Instructions to follow ::
Lines in the listing below that include the word "알부페이라" need to be copied.

Records shown ::
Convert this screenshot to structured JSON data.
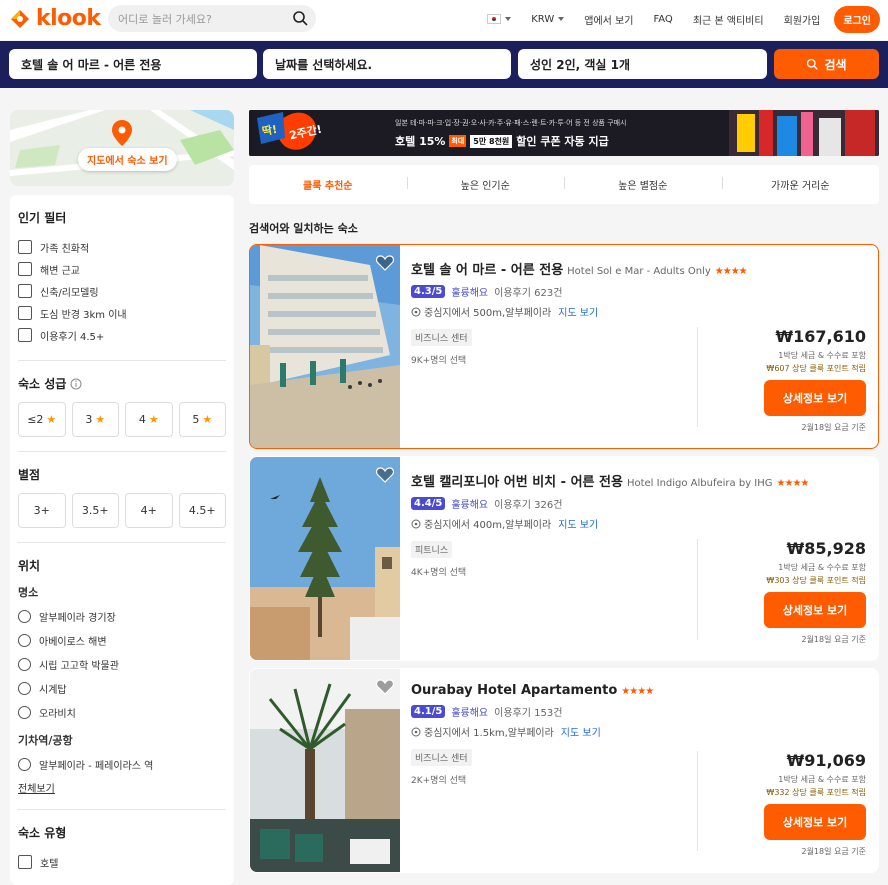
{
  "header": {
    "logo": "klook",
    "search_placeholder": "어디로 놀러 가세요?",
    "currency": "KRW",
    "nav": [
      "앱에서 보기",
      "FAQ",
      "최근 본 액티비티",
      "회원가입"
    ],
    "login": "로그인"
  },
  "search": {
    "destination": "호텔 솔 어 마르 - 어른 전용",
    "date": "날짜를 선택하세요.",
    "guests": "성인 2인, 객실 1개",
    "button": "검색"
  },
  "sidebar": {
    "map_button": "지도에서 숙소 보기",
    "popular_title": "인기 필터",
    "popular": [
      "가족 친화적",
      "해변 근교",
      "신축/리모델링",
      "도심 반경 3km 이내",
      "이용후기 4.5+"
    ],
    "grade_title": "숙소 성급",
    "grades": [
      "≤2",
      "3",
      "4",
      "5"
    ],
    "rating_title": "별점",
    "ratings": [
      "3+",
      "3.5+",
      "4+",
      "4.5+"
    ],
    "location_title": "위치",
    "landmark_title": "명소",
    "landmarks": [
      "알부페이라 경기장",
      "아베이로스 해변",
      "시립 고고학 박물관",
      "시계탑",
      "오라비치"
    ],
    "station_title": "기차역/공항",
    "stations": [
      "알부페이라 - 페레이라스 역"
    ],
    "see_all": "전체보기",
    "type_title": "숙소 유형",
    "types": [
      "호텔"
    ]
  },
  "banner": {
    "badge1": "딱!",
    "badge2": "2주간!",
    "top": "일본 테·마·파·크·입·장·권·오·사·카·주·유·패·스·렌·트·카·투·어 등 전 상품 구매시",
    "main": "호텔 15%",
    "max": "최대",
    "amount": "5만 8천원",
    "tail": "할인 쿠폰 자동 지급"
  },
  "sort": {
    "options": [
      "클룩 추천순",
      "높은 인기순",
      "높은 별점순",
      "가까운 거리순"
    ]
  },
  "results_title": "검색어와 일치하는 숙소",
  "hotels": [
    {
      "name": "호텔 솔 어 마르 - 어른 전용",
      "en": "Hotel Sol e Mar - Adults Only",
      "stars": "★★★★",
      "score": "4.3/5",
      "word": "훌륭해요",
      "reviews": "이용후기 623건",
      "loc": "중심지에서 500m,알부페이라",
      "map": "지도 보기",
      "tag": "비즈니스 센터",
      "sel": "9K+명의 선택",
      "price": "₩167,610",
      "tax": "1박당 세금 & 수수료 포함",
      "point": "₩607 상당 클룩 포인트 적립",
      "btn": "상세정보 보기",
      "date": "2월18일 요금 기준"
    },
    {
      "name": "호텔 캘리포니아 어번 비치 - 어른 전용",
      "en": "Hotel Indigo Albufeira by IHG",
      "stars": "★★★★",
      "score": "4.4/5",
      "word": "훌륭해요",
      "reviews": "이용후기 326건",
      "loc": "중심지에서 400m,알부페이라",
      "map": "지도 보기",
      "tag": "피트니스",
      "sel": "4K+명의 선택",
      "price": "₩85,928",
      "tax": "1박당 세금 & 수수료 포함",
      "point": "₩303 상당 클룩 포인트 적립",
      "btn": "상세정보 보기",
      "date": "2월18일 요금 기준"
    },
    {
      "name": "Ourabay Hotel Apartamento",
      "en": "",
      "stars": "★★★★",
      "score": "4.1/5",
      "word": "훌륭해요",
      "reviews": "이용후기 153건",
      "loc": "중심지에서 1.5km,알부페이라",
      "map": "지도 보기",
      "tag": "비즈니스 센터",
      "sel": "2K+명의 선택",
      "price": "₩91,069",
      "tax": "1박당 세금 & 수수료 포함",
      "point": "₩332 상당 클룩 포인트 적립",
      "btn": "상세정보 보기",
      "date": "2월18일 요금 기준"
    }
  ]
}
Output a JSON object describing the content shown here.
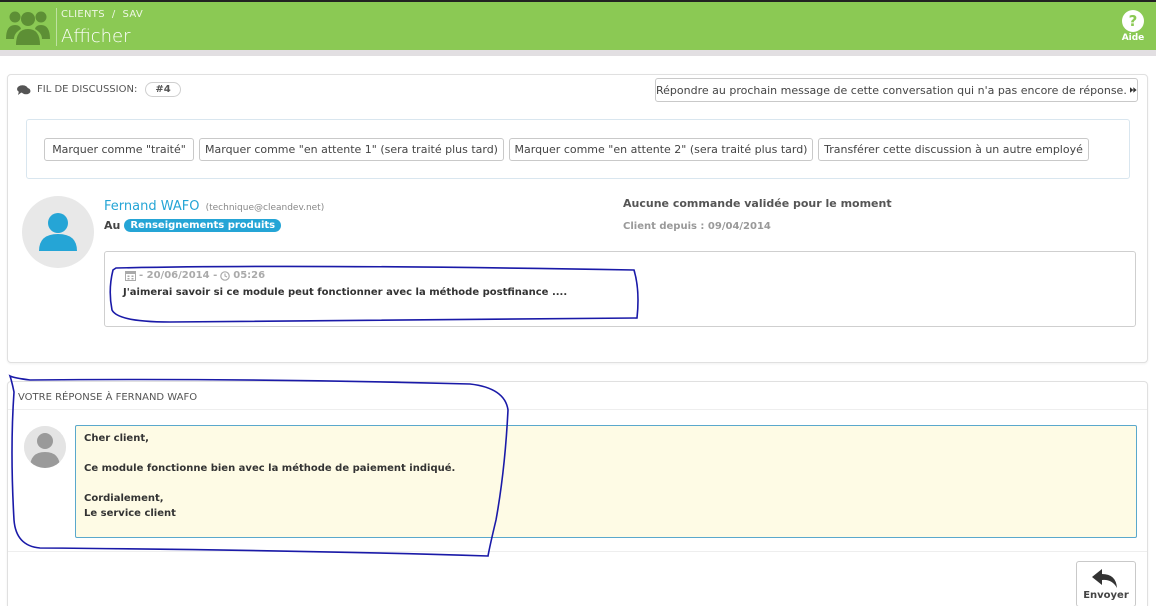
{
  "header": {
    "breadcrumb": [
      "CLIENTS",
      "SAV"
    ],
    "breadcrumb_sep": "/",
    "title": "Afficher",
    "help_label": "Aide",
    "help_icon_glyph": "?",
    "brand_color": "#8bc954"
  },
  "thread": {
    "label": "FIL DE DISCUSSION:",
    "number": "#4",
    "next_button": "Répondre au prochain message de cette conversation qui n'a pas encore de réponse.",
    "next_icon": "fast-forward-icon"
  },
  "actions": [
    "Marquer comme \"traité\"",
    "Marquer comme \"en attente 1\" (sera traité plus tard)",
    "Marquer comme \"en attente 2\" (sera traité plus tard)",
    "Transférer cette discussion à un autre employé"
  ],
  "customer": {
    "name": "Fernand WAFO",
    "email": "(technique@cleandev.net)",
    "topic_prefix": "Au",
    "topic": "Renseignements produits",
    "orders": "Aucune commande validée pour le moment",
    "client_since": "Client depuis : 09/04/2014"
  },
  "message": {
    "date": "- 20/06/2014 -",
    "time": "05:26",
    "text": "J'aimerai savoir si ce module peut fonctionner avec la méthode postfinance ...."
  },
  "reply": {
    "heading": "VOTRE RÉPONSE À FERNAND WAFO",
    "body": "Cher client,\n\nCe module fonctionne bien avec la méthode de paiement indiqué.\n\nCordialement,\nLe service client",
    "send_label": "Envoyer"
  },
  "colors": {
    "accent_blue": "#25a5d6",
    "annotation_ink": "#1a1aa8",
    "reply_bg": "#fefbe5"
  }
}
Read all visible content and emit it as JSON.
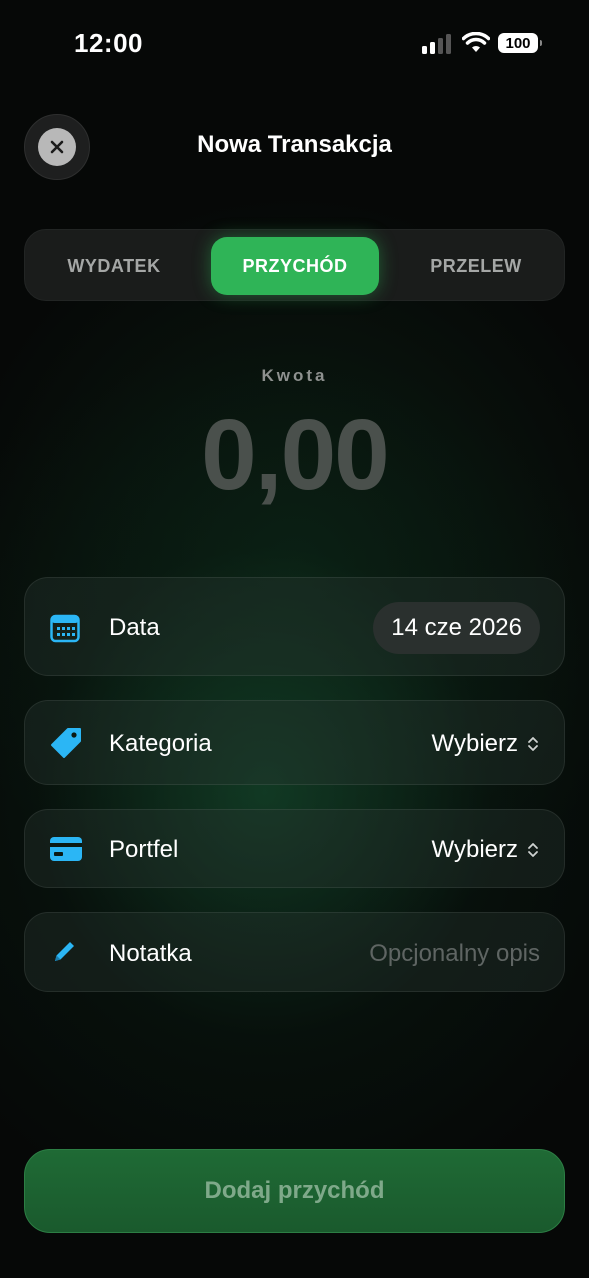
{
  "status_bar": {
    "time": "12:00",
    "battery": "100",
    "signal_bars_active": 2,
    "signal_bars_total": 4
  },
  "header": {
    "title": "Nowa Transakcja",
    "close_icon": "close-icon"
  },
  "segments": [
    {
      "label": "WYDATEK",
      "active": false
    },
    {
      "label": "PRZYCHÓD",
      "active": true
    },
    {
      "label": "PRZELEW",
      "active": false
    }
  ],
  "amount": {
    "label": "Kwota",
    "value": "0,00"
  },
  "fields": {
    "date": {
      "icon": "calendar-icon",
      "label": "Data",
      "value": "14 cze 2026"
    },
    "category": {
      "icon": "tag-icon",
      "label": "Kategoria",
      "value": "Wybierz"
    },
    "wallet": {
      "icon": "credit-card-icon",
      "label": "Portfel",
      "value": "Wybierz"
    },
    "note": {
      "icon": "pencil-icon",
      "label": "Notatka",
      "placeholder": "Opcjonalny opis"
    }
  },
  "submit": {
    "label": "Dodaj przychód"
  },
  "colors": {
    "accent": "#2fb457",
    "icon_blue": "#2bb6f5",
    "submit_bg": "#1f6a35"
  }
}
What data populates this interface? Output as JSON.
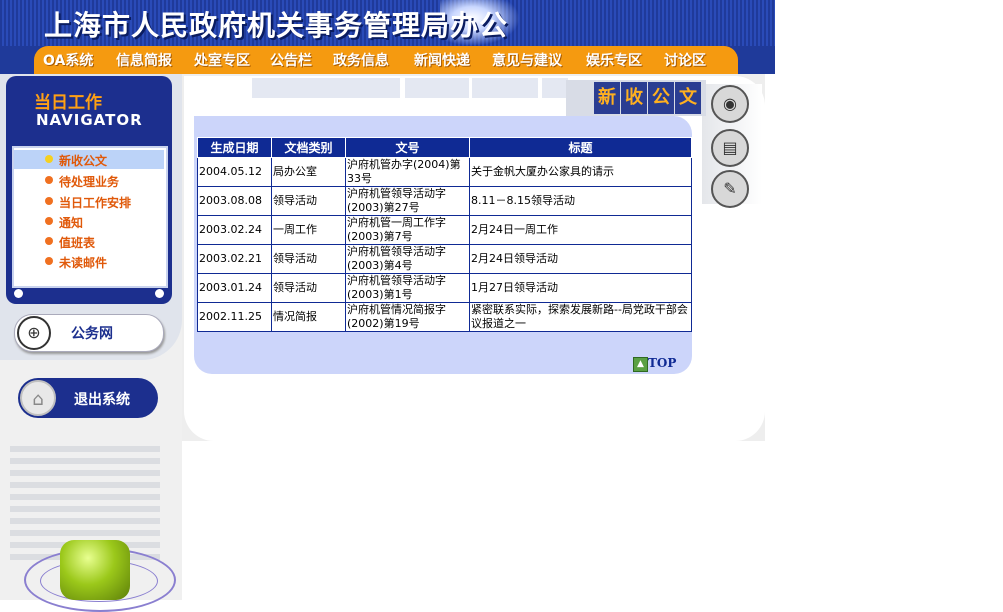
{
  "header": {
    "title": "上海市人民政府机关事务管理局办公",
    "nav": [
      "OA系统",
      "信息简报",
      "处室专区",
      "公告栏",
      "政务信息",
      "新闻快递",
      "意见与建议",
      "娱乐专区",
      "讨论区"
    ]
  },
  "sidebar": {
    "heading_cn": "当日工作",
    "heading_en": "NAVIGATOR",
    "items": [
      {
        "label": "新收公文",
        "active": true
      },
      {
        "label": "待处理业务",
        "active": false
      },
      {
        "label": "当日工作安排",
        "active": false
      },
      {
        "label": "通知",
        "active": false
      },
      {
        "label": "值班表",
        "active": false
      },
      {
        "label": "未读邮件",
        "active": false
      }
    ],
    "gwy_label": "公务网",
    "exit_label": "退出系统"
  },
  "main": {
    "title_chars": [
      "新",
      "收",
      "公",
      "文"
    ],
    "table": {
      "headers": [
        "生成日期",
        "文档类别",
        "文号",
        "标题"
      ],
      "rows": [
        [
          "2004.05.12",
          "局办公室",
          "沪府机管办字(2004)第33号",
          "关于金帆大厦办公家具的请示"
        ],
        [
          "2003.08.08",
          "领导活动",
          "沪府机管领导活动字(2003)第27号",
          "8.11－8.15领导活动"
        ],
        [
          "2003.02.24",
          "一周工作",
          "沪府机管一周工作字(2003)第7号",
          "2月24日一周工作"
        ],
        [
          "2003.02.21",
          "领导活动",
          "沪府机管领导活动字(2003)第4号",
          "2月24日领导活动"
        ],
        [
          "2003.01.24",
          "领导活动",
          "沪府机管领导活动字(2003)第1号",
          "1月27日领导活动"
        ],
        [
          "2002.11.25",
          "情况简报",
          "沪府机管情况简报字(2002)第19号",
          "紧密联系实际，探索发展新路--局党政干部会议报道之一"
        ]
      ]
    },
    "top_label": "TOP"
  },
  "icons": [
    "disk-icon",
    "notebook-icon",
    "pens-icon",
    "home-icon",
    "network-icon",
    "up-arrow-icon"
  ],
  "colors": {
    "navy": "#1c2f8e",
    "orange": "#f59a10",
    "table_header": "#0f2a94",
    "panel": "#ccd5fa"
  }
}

Task response ::
      "알부페이라 경기장",
      "알부페이라 - 페레이라스 역"
      "loc": "중심지에서 500m,알부페이라",
      "loc": "중심지에서 400m,알부페이라",
      "loc": "중심지에서 1.5km,알부페이라",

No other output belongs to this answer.